TASK ITEM:
The response must consist of each line in the listing that has the word "this" in it.

[RECORDS SUPPLIED — start]

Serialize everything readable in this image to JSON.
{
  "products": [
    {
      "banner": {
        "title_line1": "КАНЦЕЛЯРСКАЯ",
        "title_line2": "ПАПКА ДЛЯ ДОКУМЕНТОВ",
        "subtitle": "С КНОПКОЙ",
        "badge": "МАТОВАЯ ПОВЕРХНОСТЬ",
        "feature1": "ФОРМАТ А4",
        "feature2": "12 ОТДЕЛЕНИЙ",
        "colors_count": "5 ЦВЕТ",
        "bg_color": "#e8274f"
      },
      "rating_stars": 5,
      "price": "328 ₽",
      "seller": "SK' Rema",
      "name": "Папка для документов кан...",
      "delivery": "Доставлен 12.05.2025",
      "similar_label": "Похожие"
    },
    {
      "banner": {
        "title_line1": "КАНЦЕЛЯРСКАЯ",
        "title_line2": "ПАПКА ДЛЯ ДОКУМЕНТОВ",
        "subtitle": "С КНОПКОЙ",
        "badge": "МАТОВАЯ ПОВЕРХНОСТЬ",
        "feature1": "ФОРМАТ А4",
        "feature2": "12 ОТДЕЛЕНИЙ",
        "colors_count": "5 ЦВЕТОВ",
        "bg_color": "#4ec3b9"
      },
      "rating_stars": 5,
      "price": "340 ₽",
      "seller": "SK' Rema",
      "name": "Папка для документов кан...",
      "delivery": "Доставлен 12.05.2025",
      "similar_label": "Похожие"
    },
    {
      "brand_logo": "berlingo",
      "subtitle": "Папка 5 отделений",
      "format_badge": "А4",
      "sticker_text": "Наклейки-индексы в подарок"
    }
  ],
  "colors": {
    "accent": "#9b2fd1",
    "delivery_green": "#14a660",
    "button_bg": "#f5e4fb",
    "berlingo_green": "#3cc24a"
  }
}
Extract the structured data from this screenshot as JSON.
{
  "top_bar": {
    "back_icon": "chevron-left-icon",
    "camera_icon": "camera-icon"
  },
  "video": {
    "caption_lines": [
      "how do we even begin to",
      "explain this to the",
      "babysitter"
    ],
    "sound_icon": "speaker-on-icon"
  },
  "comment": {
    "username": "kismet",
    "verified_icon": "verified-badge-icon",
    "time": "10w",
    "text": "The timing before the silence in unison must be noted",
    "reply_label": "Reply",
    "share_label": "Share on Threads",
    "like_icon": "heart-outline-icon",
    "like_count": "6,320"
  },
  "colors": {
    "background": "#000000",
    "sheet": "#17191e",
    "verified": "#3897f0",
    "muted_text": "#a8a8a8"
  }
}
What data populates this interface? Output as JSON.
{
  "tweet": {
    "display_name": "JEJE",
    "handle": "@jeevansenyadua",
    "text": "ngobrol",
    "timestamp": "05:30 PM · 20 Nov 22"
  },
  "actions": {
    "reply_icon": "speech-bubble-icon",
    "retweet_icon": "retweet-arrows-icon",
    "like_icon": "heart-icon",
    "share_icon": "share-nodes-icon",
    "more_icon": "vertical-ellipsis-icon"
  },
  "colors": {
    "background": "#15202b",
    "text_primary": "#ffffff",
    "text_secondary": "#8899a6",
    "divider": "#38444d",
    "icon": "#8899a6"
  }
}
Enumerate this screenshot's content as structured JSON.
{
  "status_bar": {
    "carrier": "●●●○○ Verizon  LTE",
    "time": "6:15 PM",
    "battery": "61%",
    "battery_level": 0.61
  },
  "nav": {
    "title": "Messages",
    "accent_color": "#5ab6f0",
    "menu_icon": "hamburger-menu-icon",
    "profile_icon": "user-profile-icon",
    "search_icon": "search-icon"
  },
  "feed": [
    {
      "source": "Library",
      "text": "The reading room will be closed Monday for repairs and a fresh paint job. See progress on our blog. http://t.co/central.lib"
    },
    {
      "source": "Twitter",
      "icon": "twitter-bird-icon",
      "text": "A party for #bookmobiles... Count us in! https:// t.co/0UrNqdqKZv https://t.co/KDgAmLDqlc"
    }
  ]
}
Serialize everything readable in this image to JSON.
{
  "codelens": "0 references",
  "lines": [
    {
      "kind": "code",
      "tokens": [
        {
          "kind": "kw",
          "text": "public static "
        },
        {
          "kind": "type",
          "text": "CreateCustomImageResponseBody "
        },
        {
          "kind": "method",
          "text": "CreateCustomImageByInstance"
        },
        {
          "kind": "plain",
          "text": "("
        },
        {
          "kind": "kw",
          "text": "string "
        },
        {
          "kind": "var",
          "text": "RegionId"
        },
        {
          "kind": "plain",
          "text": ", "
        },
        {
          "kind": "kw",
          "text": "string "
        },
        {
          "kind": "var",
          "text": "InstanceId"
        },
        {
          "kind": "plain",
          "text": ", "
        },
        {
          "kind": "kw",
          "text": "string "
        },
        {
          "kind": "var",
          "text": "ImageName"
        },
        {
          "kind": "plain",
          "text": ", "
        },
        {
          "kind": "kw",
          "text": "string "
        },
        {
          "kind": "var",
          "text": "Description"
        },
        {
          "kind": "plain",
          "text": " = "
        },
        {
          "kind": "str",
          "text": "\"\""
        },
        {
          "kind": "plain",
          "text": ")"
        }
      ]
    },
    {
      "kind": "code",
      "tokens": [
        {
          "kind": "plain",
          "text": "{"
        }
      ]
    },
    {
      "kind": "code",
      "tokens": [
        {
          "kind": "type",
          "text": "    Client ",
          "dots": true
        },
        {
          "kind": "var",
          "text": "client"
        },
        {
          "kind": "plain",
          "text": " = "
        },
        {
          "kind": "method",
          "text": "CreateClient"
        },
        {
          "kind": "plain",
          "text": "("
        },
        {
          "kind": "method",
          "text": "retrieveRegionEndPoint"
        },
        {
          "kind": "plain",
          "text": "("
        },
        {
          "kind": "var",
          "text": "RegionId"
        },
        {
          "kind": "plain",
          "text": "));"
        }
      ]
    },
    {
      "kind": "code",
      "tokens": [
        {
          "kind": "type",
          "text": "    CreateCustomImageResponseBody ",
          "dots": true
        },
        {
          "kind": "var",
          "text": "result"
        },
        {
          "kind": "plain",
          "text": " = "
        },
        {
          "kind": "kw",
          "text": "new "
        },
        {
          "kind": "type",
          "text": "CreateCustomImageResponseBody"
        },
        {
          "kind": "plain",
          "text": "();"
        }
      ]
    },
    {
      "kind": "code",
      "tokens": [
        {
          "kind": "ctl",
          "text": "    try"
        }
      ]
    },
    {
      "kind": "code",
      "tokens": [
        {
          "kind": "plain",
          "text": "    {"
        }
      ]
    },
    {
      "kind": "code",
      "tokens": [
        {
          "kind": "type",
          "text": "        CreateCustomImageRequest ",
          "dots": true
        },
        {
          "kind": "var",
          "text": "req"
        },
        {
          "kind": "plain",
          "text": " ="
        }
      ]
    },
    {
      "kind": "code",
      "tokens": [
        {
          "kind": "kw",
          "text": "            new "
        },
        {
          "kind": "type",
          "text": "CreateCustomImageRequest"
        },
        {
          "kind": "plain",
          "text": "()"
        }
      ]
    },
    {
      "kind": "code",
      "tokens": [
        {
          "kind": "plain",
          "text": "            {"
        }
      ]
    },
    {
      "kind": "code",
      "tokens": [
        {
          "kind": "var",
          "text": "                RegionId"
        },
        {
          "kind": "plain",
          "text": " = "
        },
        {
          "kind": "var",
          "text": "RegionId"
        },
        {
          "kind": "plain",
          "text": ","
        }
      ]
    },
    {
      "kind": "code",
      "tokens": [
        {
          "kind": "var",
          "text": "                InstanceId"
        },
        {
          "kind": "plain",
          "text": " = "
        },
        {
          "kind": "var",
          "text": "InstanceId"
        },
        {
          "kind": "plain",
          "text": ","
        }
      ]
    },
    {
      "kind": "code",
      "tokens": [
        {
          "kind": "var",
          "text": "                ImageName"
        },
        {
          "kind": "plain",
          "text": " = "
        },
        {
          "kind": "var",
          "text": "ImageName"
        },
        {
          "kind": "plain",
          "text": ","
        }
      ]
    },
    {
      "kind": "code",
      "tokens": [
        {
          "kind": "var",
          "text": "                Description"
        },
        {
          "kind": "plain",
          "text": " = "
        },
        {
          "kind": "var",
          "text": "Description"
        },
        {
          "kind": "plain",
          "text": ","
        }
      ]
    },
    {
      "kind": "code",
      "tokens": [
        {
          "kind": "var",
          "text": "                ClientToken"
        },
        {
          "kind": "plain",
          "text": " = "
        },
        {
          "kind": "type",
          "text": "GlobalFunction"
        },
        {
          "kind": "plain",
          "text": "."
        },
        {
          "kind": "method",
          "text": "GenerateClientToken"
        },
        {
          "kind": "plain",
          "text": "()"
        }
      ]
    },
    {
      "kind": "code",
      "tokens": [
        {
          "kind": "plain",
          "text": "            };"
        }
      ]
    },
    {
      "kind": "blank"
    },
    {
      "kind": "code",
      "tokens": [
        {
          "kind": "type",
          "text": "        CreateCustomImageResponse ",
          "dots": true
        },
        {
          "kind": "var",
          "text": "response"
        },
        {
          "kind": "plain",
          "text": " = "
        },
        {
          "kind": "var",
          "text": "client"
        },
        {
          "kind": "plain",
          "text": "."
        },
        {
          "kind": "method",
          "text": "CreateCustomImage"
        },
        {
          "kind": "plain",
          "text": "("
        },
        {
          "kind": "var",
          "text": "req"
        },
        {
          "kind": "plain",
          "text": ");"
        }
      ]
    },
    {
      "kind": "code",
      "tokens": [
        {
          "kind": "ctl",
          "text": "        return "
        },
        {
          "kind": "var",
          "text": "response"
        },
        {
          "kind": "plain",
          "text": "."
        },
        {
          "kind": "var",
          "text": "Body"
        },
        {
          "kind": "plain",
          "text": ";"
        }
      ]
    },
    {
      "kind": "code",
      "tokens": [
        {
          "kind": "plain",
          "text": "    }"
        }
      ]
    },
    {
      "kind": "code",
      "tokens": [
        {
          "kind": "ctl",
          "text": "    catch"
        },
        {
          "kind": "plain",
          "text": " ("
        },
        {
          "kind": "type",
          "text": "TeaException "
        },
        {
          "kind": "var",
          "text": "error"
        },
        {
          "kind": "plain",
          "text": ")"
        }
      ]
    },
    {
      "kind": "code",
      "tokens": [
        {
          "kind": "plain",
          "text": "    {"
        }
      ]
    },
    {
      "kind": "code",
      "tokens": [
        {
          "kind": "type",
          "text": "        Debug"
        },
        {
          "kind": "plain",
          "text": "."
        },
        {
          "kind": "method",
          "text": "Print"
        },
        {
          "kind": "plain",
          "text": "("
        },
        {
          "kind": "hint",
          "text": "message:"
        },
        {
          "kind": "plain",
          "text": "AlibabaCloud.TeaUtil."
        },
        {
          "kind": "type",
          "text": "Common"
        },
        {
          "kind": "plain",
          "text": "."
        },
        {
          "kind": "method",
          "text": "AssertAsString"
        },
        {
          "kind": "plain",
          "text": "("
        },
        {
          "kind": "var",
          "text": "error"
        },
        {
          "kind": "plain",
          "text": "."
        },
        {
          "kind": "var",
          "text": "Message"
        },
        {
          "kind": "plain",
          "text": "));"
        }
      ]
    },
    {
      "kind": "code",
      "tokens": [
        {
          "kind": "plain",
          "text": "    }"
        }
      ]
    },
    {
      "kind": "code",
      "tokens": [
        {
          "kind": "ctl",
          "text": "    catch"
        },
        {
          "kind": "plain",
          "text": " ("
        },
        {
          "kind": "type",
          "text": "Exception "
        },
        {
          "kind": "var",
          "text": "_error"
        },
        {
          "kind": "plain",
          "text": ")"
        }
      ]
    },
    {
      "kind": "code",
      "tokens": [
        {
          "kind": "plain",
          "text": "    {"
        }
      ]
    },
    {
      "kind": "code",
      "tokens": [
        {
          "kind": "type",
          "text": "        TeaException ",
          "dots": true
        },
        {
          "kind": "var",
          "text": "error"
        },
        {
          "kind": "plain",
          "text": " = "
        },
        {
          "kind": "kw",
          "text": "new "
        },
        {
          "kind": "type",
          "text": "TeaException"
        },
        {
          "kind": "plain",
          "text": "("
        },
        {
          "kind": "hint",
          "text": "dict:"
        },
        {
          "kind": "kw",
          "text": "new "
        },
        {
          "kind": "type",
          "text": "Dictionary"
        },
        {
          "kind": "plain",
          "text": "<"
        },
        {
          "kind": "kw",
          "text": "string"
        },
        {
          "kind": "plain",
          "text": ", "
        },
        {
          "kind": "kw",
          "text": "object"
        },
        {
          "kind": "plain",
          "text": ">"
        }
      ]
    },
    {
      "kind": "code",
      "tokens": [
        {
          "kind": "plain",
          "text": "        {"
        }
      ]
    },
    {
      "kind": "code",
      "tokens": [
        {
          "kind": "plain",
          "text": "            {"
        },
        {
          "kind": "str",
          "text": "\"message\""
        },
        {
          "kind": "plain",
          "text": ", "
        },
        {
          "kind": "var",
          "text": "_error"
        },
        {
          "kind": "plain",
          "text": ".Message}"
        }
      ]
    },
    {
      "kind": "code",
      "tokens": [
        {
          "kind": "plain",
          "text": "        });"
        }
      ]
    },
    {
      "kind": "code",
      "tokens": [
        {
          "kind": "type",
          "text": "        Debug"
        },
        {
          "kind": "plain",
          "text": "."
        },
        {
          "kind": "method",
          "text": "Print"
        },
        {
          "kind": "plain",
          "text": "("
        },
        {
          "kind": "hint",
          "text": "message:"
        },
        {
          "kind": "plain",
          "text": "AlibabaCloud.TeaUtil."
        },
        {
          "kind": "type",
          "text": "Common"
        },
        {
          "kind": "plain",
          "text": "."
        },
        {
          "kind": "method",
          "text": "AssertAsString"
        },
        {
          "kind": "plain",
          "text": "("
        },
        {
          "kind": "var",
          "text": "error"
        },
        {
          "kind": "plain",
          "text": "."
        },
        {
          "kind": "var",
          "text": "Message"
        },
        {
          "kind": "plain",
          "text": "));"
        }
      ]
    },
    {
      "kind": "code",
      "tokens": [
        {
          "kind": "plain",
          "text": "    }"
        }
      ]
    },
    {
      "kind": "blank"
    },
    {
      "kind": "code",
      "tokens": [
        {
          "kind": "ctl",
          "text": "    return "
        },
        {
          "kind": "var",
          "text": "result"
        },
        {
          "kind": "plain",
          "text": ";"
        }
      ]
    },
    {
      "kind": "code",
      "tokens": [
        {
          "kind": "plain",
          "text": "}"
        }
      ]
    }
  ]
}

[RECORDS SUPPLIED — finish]

ANSWER BOX:
Serialize everything readable in this image to JSON.
Extract the structured data from this screenshot as JSON.
      "explain this to the",
What data populates this interface? Output as JSON.
Enumerate this screenshot's content as structured JSON.
Serialize everything readable in this image to JSON.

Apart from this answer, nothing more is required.